(Beginning of DATA RECORDS)

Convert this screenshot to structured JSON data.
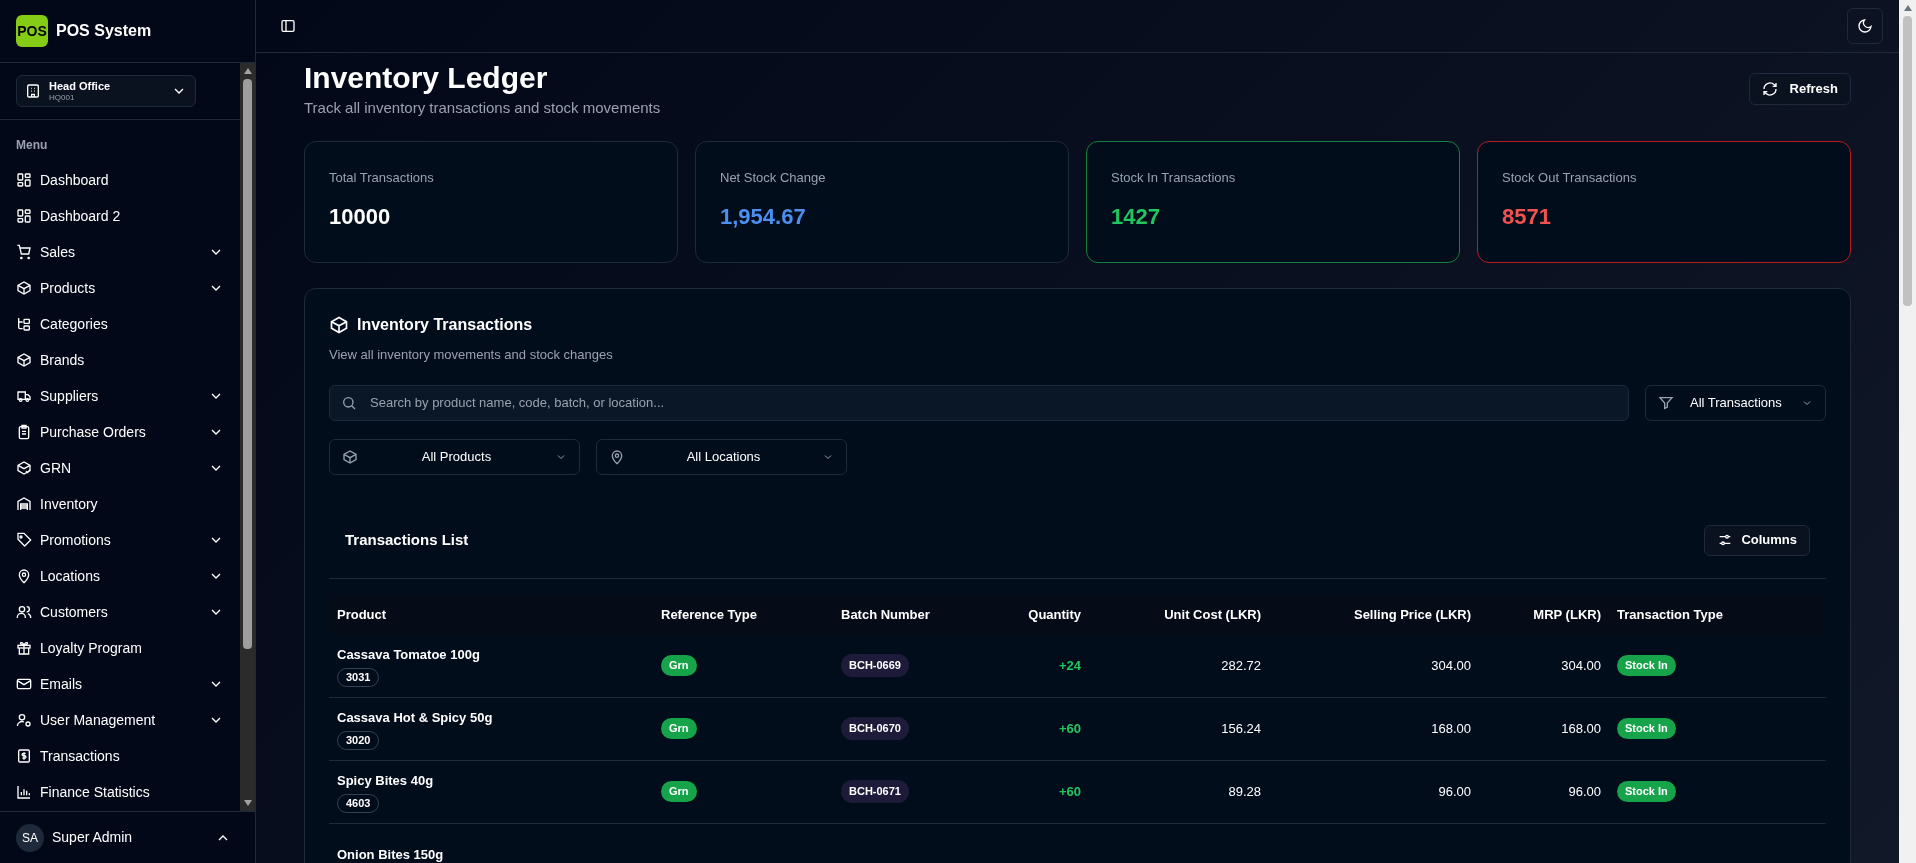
{
  "app": {
    "logo": "POS",
    "name": "POS System"
  },
  "branch": {
    "name": "Head Office",
    "code": "HQ001"
  },
  "sidebar": {
    "section": "Menu",
    "items": [
      {
        "label": "Dashboard",
        "has_submenu": false
      },
      {
        "label": "Dashboard 2",
        "has_submenu": false
      },
      {
        "label": "Sales",
        "has_submenu": true
      },
      {
        "label": "Products",
        "has_submenu": true
      },
      {
        "label": "Categories",
        "has_submenu": false
      },
      {
        "label": "Brands",
        "has_submenu": false
      },
      {
        "label": "Suppliers",
        "has_submenu": true
      },
      {
        "label": "Purchase Orders",
        "has_submenu": true
      },
      {
        "label": "GRN",
        "has_submenu": true
      },
      {
        "label": "Inventory",
        "has_submenu": false
      },
      {
        "label": "Promotions",
        "has_submenu": true
      },
      {
        "label": "Locations",
        "has_submenu": true
      },
      {
        "label": "Customers",
        "has_submenu": true
      },
      {
        "label": "Loyalty Program",
        "has_submenu": false
      },
      {
        "label": "Emails",
        "has_submenu": true
      },
      {
        "label": "User Management",
        "has_submenu": true
      },
      {
        "label": "Transactions",
        "has_submenu": false
      },
      {
        "label": "Finance Statistics",
        "has_submenu": false
      }
    ]
  },
  "user": {
    "initials": "SA",
    "name": "Super Admin"
  },
  "page": {
    "title": "Inventory Ledger",
    "subtitle": "Track all inventory transactions and stock movements",
    "refresh": "Refresh"
  },
  "stats": [
    {
      "label": "Total Transactions",
      "value": "10000",
      "kind": "neutral"
    },
    {
      "label": "Net Stock Change",
      "value": "1,954.67",
      "kind": "info"
    },
    {
      "label": "Stock In Transactions",
      "value": "1427",
      "kind": "positive"
    },
    {
      "label": "Stock Out Transactions",
      "value": "8571",
      "kind": "negative"
    }
  ],
  "panel": {
    "title": "Inventory Transactions",
    "subtitle": "View all inventory movements and stock changes",
    "search": {
      "placeholder": "Search by product name, code, batch, or location..."
    },
    "type_filter": "All Transactions",
    "product_filter": "All Products",
    "location_filter": "All Locations",
    "list_title": "Transactions List",
    "columns_button": "Columns"
  },
  "table": {
    "columns": [
      "Product",
      "Reference Type",
      "Batch Number",
      "Quantity",
      "Unit Cost (LKR)",
      "Selling Price (LKR)",
      "MRP (LKR)",
      "Transaction Type"
    ],
    "rows": [
      {
        "product": "Cassava Tomatoe 100g",
        "code": "3031",
        "reference": "Grn",
        "batch": "BCH-0669",
        "quantity": "+24",
        "unit_cost": "282.72",
        "selling_price": "304.00",
        "mrp": "304.00",
        "type": "Stock In"
      },
      {
        "product": "Cassava Hot & Spicy 50g",
        "code": "3020",
        "reference": "Grn",
        "batch": "BCH-0670",
        "quantity": "+60",
        "unit_cost": "156.24",
        "selling_price": "168.00",
        "mrp": "168.00",
        "type": "Stock In"
      },
      {
        "product": "Spicy Bites 40g",
        "code": "4603",
        "reference": "Grn",
        "batch": "BCH-0671",
        "quantity": "+60",
        "unit_cost": "89.28",
        "selling_price": "96.00",
        "mrp": "96.00",
        "type": "Stock In"
      },
      {
        "product": "Onion Bites 150g"
      }
    ]
  }
}
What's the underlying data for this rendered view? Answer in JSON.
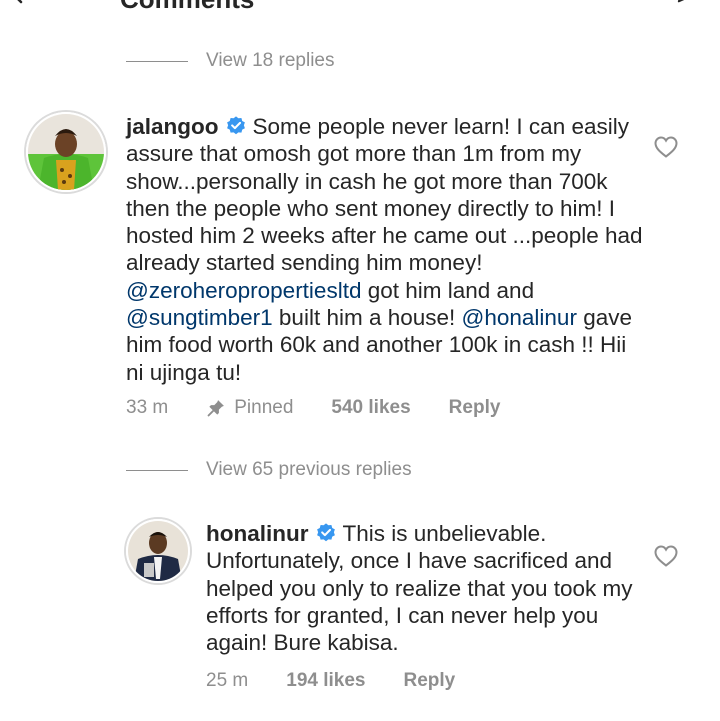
{
  "top": {
    "title": "Comments"
  },
  "thread1": {
    "view_replies": "View 18 replies"
  },
  "comment1": {
    "username": "jalangoo",
    "text_1": "Some people never learn! I can easily assure that omosh got more than 1m from my show...personally in cash he got more than 700k then the people who sent money directly to him!  I hosted him 2 weeks after he came out ...people had already started sending him money! ",
    "mention_1": "@zeroheropropertiesltd",
    "text_2": " got him land  and ",
    "mention_2": "@sungtimber1",
    "text_3": " built him a house! ",
    "mention_3": "@honalinur",
    "text_4": " gave him food worth 60k and another 100k in cash !! Hii ni ujinga tu!",
    "time": "33 m",
    "pinned": "Pinned",
    "likes": "540 likes",
    "reply": "Reply"
  },
  "thread2": {
    "view_replies": "View 65 previous replies"
  },
  "comment2": {
    "username": "honalinur",
    "text": "This is unbelievable. Unfortunately, once I have sacrificed and helped you only to realize that you took my efforts for granted, I can never help you again! Bure kabisa.",
    "time": "25 m",
    "likes": "194 likes",
    "reply": "Reply"
  },
  "colors": {
    "text": "#262626",
    "secondary": "#8e8e8e",
    "mention": "#00376b",
    "verified": "#3897f0"
  },
  "icons": [
    "back-arrow-icon",
    "send-icon",
    "verified-icon",
    "pin-icon",
    "heart-icon"
  ]
}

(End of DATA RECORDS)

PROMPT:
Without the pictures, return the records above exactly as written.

ANSWER SECTION:
Convert this screenshot to structured JSON data.
{
  "app": {
    "logo": "POS",
    "name": "POS System"
  },
  "branch": {
    "name": "Head Office",
    "code": "HQ001"
  },
  "sidebar": {
    "section": "Menu",
    "items": [
      {
        "label": "Dashboard",
        "has_submenu": false
      },
      {
        "label": "Dashboard 2",
        "has_submenu": false
      },
      {
        "label": "Sales",
        "has_submenu": true
      },
      {
        "label": "Products",
        "has_submenu": true
      },
      {
        "label": "Categories",
        "has_submenu": false
      },
      {
        "label": "Brands",
        "has_submenu": false
      },
      {
        "label": "Suppliers",
        "has_submenu": true
      },
      {
        "label": "Purchase Orders",
        "has_submenu": true
      },
      {
        "label": "GRN",
        "has_submenu": true
      },
      {
        "label": "Inventory",
        "has_submenu": false
      },
      {
        "label": "Promotions",
        "has_submenu": true
      },
      {
        "label": "Locations",
        "has_submenu": true
      },
      {
        "label": "Customers",
        "has_submenu": true
      },
      {
        "label": "Loyalty Program",
        "has_submenu": false
      },
      {
        "label": "Emails",
        "has_submenu": true
      },
      {
        "label": "User Management",
        "has_submenu": true
      },
      {
        "label": "Transactions",
        "has_submenu": false
      },
      {
        "label": "Finance Statistics",
        "has_submenu": false
      }
    ]
  },
  "user": {
    "initials": "SA",
    "name": "Super Admin"
  },
  "page": {
    "title": "Inventory Ledger",
    "subtitle": "Track all inventory transactions and stock movements",
    "refresh": "Refresh"
  },
  "stats": [
    {
      "label": "Total Transactions",
      "value": "10000",
      "kind": "neutral"
    },
    {
      "label": "Net Stock Change",
      "value": "1,954.67",
      "kind": "info"
    },
    {
      "label": "Stock In Transactions",
      "value": "1427",
      "kind": "positive"
    },
    {
      "label": "Stock Out Transactions",
      "value": "8571",
      "kind": "negative"
    }
  ],
  "panel": {
    "title": "Inventory Transactions",
    "subtitle": "View all inventory movements and stock changes",
    "search": {
      "placeholder": "Search by product name, code, batch, or location..."
    },
    "type_filter": "All Transactions",
    "product_filter": "All Products",
    "location_filter": "All Locations",
    "list_title": "Transactions List",
    "columns_button": "Columns"
  },
  "table": {
    "columns": [
      "Product",
      "Reference Type",
      "Batch Number",
      "Quantity",
      "Unit Cost (LKR)",
      "Selling Price (LKR)",
      "MRP (LKR)",
      "Transaction Type"
    ],
    "rows": [
      {
        "product": "Cassava Tomatoe 100g",
        "code": "3031",
        "reference": "Grn",
        "batch": "BCH-0669",
        "quantity": "+24",
        "unit_cost": "282.72",
        "selling_price": "304.00",
        "mrp": "304.00",
        "type": "Stock In"
      },
      {
        "product": "Cassava Hot & Spicy 50g",
        "code": "3020",
        "reference": "Grn",
        "batch": "BCH-0670",
        "quantity": "+60",
        "unit_cost": "156.24",
        "selling_price": "168.00",
        "mrp": "168.00",
        "type": "Stock In"
      },
      {
        "product": "Spicy Bites 40g",
        "code": "4603",
        "reference": "Grn",
        "batch": "BCH-0671",
        "quantity": "+60",
        "unit_cost": "89.28",
        "selling_price": "96.00",
        "mrp": "96.00",
        "type": "Stock In"
      },
      {
        "product": "Onion Bites 150g"
      }
    ]
  }
}
What's the underlying data for this rendered view? Answer in JSON.
{
  "top": {
    "title": "Comments"
  },
  "thread1": {
    "view_replies": "View 18 replies"
  },
  "comment1": {
    "username": "jalangoo",
    "text_1": "Some people never learn! I can easily assure that omosh got more than 1m from my show...personally in cash he got more than 700k then the people who sent money directly to him!  I hosted him 2 weeks after he came out ...people had already started sending him money! ",
    "mention_1": "@zeroheropropertiesltd",
    "text_2": " got him land  and ",
    "mention_2": "@sungtimber1",
    "text_3": " built him a house! ",
    "mention_3": "@honalinur",
    "text_4": " gave him food worth 60k and another 100k in cash !! Hii ni ujinga tu!",
    "time": "33 m",
    "pinned": "Pinned",
    "likes": "540 likes",
    "reply": "Reply"
  },
  "thread2": {
    "view_replies": "View 65 previous replies"
  },
  "comment2": {
    "username": "honalinur",
    "text": "This is unbelievable. Unfortunately, once I have sacrificed and helped you only to realize that you took my efforts for granted, I can never help you again! Bure kabisa.",
    "time": "25 m",
    "likes": "194 likes",
    "reply": "Reply"
  },
  "colors": {
    "text": "#262626",
    "secondary": "#8e8e8e",
    "mention": "#00376b",
    "verified": "#3897f0"
  },
  "icons": [
    "back-arrow-icon",
    "send-icon",
    "verified-icon",
    "pin-icon",
    "heart-icon"
  ]
}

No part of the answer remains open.